Man accused of threatening an Ohio Jewish center declared himself a white nationalist in a documentary, police say
New Middletown Police Chief Vincent D'Egidio confirmed it is James Reardon, then 18, who appears in the 2017 National Geographic documentary about the Unite the Right Rally in Charlottesville, Virginia. The chief has known Reardon since he was younger and recognized his face, he said.
In the documentary, Reardon tells an interviewer that he doesn't consider himself a neo-Nazi, but he is a white nationalist and a member of the alt-right.
"I want a homeland for white people, and I think every race should have a homeland," Reardon said.
He went on to say there's a "demographic decline" going on not only in the US, but in Europe as well.
"We need someplace that can be a white homeland or we will be bred out," he said.
Reardon, now 20, was booked into the Mahoning County Jail on Saturday on one count of telecommunications harassment and one count of aggravated menacing, according to online jail records.
The arrest came, police said, after an Instagram account belonging to Reardon featured a video of a man firing a gun. Screams and sirens can be heard in the background of the video.
The post tagged the Jewish Community Center of Youngstown, D'Egidio said.
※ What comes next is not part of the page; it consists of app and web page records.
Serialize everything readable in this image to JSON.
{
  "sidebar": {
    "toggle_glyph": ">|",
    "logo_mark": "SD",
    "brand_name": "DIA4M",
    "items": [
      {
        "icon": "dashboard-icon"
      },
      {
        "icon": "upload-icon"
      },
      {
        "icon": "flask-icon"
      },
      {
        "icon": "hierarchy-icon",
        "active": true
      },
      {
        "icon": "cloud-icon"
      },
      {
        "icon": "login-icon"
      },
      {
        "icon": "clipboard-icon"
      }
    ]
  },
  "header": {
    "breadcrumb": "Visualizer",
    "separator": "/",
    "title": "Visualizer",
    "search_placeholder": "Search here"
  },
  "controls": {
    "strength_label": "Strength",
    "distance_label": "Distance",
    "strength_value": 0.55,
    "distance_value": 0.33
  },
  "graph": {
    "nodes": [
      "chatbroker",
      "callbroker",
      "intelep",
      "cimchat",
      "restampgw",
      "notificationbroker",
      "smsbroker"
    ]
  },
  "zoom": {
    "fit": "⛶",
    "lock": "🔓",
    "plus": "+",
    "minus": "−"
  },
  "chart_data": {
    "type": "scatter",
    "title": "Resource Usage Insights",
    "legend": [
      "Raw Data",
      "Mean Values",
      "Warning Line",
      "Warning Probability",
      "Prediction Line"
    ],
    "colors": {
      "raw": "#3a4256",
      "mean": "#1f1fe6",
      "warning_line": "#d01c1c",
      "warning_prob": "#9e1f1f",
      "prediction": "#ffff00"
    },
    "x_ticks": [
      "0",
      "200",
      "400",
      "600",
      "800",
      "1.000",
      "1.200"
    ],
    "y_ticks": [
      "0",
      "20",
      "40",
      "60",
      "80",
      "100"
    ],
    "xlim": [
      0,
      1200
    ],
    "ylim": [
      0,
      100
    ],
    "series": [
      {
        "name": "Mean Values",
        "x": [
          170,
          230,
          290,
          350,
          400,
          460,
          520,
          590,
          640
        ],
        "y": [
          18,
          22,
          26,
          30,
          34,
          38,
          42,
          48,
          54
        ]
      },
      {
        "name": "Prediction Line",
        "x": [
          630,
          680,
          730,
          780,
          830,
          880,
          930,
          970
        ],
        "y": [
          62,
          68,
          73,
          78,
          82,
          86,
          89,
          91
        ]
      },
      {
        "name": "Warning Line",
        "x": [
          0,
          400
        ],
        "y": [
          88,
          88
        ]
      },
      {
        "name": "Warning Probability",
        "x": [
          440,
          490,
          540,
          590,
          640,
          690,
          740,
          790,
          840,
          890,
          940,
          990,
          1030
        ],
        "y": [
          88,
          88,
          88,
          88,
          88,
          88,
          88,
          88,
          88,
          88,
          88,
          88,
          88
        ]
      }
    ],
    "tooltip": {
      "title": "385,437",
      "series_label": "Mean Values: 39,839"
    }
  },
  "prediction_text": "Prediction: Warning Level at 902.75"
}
Youngstown is about 13 miles north of New Middletown.
The post was accompanied by a caption that read, "Police identified the Youngstown Jewish Family Community shooter as local white nationalist Seamus O'Rearedon," said Andy Lipkin, executive vice president of the Youngstown Area Jewish Federation. Seamus O'Rearedon is a Gaelic version of Reardon's name.
After the post was brought to their attention, authorities looked at the rest of the posts on the account and discovered images of Reardon or someone else shooting guns, along with anti-Semitic comments and white nationalist content, D'Egidio said. New Middletown police then contacted their Youngstown counterparts and the FBI.
"For a town of 1,700 people, this was a pretty intense situation," he said.
Public records indicated Reardon owned weapons, the police chief said, and they executed a search warrant at his home around 10:30 p.m. Friday.
Reardon's mother answered the door, and he arrived about 20 minutes after the search had begun, D'Egidio said. Police found a cache of weapons and ammunition, the chief said.
Reardon was arrested and taken to the county jail. His bail was set at $250,000, and a judge said Monday that if Reardon makes bail or bond, he will be subject to house arrest with no work privileges. He must also consent to random searches of his home and computers, undergo drug tests, refrain from using social media and stay at least 500 feet away from any Jewish centers or places of worship.
The judge also ordered a psychological evaluation for Reardon and set the next court date for September 13.
The Youngstown Area Jewish Federation said it had arranged for extra security at the community center and area synagogues.
"The positive result here is a clear example of the importance of monitoring social media to identify credible, hate-fueled threats before they are acted on," Lipkin said.